INPUT DATA section start

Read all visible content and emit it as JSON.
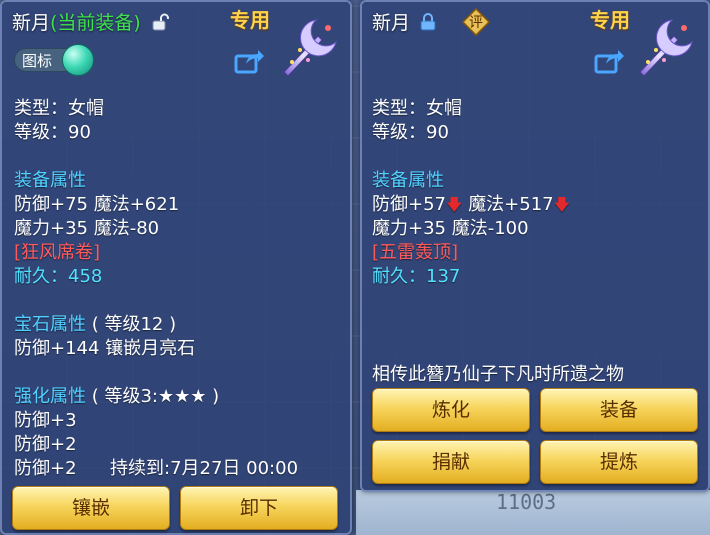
{
  "background": {
    "bottom_number": "11003"
  },
  "left_panel": {
    "title_name": "新月",
    "title_status": "(当前装备)",
    "exclusive_label": "专用",
    "toggle_label": "图标",
    "type_line": "类型：女帽",
    "level_line": "等级：90",
    "equip_attr_heading": "装备属性",
    "attr_line1": "防御+75 魔法+621",
    "attr_line2": "魔力+35 魔法-80",
    "special_name": "[狂风席卷]",
    "durability": "耐久：458",
    "gem_heading": "宝石属性",
    "gem_level": "( 等级12 )",
    "gem_line": "防御+144 镶嵌月亮石",
    "enhance_heading": "强化属性",
    "enhance_level": "( 等级3:★★★ )",
    "enhance_line1": "防御+3",
    "enhance_line2": "防御+2",
    "enhance_line3": "防御+2",
    "duration_line": "持续到:7月27日 00:00",
    "buttons": {
      "inlay": "镶嵌",
      "unequip": "卸下"
    }
  },
  "right_panel": {
    "title_name": "新月",
    "rating_badge": "评",
    "exclusive_label": "专用",
    "type_line": "类型：女帽",
    "level_line": "等级：90",
    "equip_attr_heading": "装备属性",
    "attr1_part1": "防御+57",
    "attr1_part2": "魔法+517",
    "attr_line2": "魔力+35 魔法-100",
    "special_name": "[五雷轰顶]",
    "durability": "耐久：137",
    "description": "相传此簪乃仙子下凡时所遗之物",
    "buttons": {
      "refine": "炼化",
      "equip": "装备",
      "donate": "捐献",
      "extract": "提炼"
    }
  },
  "colors": {
    "panel_bg": "#2e4276",
    "heading_blue": "#4fd0ff",
    "special_red": "#ff5a5a",
    "durability_cyan": "#52e0ff",
    "button_gold": "#f7d55e",
    "status_green": "#3ee24a",
    "exclusive_gold": "#ffd34a"
  },
  "icons": [
    "lock-open-icon",
    "lock-icon",
    "share-icon",
    "hairpin-weapon-icon",
    "arrow-down-icon"
  ]
}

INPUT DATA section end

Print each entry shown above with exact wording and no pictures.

EXERCISE ANSWER =>
Read all visible content and emit it as JSON.
{
  "background": {
    "bottom_number": "11003"
  },
  "left_panel": {
    "title_name": "新月",
    "title_status": "(当前装备)",
    "exclusive_label": "专用",
    "toggle_label": "图标",
    "type_line": "类型：女帽",
    "level_line": "等级：90",
    "equip_attr_heading": "装备属性",
    "attr_line1": "防御+75 魔法+621",
    "attr_line2": "魔力+35 魔法-80",
    "special_name": "[狂风席卷]",
    "durability": "耐久：458",
    "gem_heading": "宝石属性",
    "gem_level": "( 等级12 )",
    "gem_line": "防御+144 镶嵌月亮石",
    "enhance_heading": "强化属性",
    "enhance_level": "( 等级3:★★★ )",
    "enhance_line1": "防御+3",
    "enhance_line2": "防御+2",
    "enhance_line3": "防御+2",
    "duration_line": "持续到:7月27日 00:00",
    "buttons": {
      "inlay": "镶嵌",
      "unequip": "卸下"
    }
  },
  "right_panel": {
    "title_name": "新月",
    "rating_badge": "评",
    "exclusive_label": "专用",
    "type_line": "类型：女帽",
    "level_line": "等级：90",
    "equip_attr_heading": "装备属性",
    "attr1_part1": "防御+57",
    "attr1_part2": "魔法+517",
    "attr_line2": "魔力+35 魔法-100",
    "special_name": "[五雷轰顶]",
    "durability": "耐久：137",
    "description": "相传此簪乃仙子下凡时所遗之物",
    "buttons": {
      "refine": "炼化",
      "equip": "装备",
      "donate": "捐献",
      "extract": "提炼"
    }
  },
  "colors": {
    "panel_bg": "#2e4276",
    "heading_blue": "#4fd0ff",
    "special_red": "#ff5a5a",
    "durability_cyan": "#52e0ff",
    "button_gold": "#f7d55e",
    "status_green": "#3ee24a",
    "exclusive_gold": "#ffd34a"
  },
  "icons": [
    "lock-open-icon",
    "lock-icon",
    "share-icon",
    "hairpin-weapon-icon",
    "arrow-down-icon"
  ]
}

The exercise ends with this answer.